I don’t know this as a fact because I’m not a butterfly expert, but after viewing the colors on about 175 butterflies on the Internet, all of them appear to be symmetrical. This seems extraordinary to me when you consider there are “innumerable” (I use this word because each source I check provided a different number of species). Wow, God must have been busy creating all of them, not to mention us! However, He is extraordinary on many accounts. Jesus said: “Indeed, the very hairs of your head are all numbered.” (Luke 12:7).

For a short time, I thought it would be fun to be a butterfly, with all of its beauty. But, then I read that a butterfly is always awake because it has no eyelids; I thought it might be prudent to take a second thought since I would miss my afternoon nap. In reading another writer, he disagreed with the first writer. Since I’m not sure which is right, I think I had better be thankful how God made me.

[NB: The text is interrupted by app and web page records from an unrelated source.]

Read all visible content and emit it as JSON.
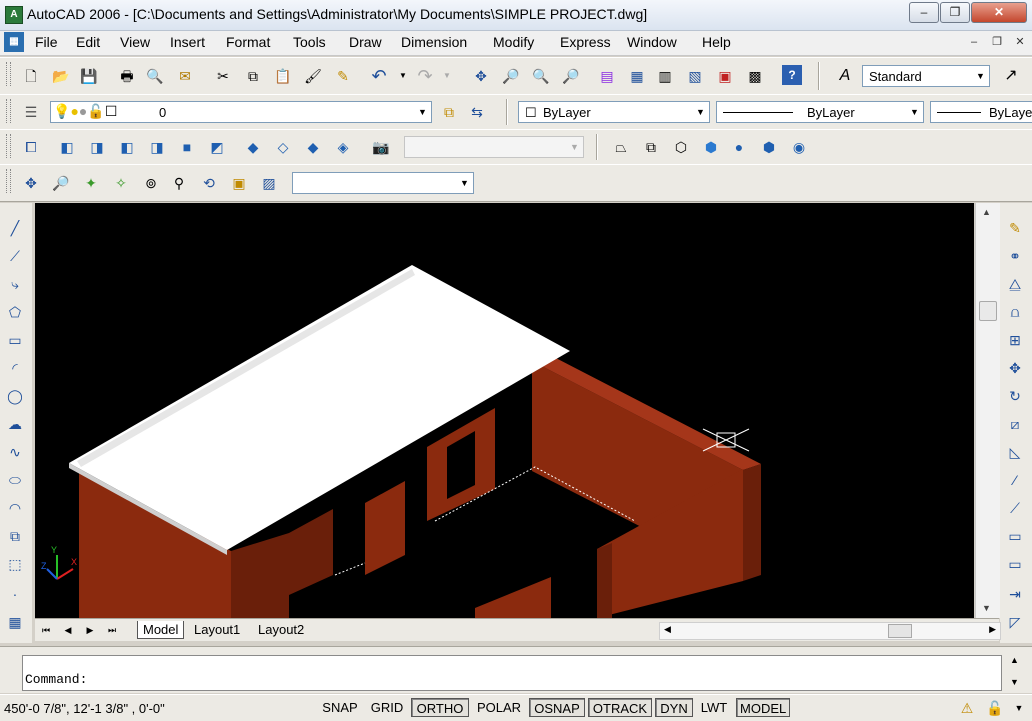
{
  "window": {
    "app_icon": "A",
    "title": "AutoCAD 2006 - [C:\\Documents and Settings\\Administrator\\My Documents\\SIMPLE PROJECT.dwg]",
    "minimize": "–",
    "restore": "❐",
    "close": "✕"
  },
  "menu": {
    "items": [
      "File",
      "Edit",
      "View",
      "Insert",
      "Format",
      "Tools",
      "Draw",
      "Dimension",
      "Modify",
      "Express",
      "Window",
      "Help"
    ],
    "doc_minimize": "–",
    "doc_restore": "❐",
    "doc_close": "✕"
  },
  "toolbars": {
    "text_style": "Standard",
    "layer": "0",
    "color": "ByLayer",
    "linetype": "ByLayer",
    "lineweight": "ByLayer",
    "shade_combo": "",
    "view_combo": ""
  },
  "layout_tabs": [
    "Model",
    "Layout1",
    "Layout2"
  ],
  "command": {
    "prompt": "Command:"
  },
  "status": {
    "coordinates": "450'-0 7/8\",  12'-1 3/8\" , 0'-0\"",
    "buttons": [
      {
        "label": "SNAP",
        "on": false
      },
      {
        "label": "GRID",
        "on": false
      },
      {
        "label": "ORTHO",
        "on": true
      },
      {
        "label": "POLAR",
        "on": false
      },
      {
        "label": "OSNAP",
        "on": true
      },
      {
        "label": "OTRACK",
        "on": true
      },
      {
        "label": "DYN",
        "on": true
      },
      {
        "label": "LWT",
        "on": false
      },
      {
        "label": "MODEL",
        "on": true
      }
    ]
  },
  "colors": {
    "canvas_bg": "#000000",
    "wall": "#8b2a0e",
    "wall_dark": "#6a1f0a",
    "roof": "#ffffff"
  }
}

The next question I had was: Why do butterflies exist? What is their purpose? A few answers found in my research were: butterflies are indicators of our ecosystems. Because they are fragile, they are quick to react to change. Their struggle to exist is a serious warning about our environment (http://butterfly-conservation.org/45/why-butterflies-matter.html. Second, butterflies help pollinate flowers. Next, butterflies provide food for frogs, spiders, birds, snakes, monkeys, etc. http://www.thebutterflysite.com/what-eats-butterflies.shtml. Obviously, butterflies provide much beauty for us when we take the time to observe them.

Finally, butterflies can be a hobby for people. They can collect them and attach them to a display board. This is not for me, I would rather continue to enjoy the beauty of a live butterfly as well as let other people do so. A nicer way to enjoy them would be to become proficient in taking photographs of them. Probably the best way to enjoy them, as far as I’m concerned, is to plant a garden of flowers that attract certain kinds of butterflies. There are companies that will help you with this (http://www.butterflyfunfacts.com/butterfly-garden-design.php). After completing a questionnaire provided by the company, they will send you a layout of your future butterfly garden, a shopping list of butterfly host plants, etc.

Just think, all this insight into some of the history and beauty of butterflies just because Barb was agile enough to not step on that Common Buckeye Butterfly! Thanks Barb.

Butterflies are self-propelled flowers! The earth laughs in flowers.

Jeff Hall, of Honey Brook, contributes columns to Berks-Mont Newspapers. Questions/commentsmay be directed to jeffreyhall77@comcast.net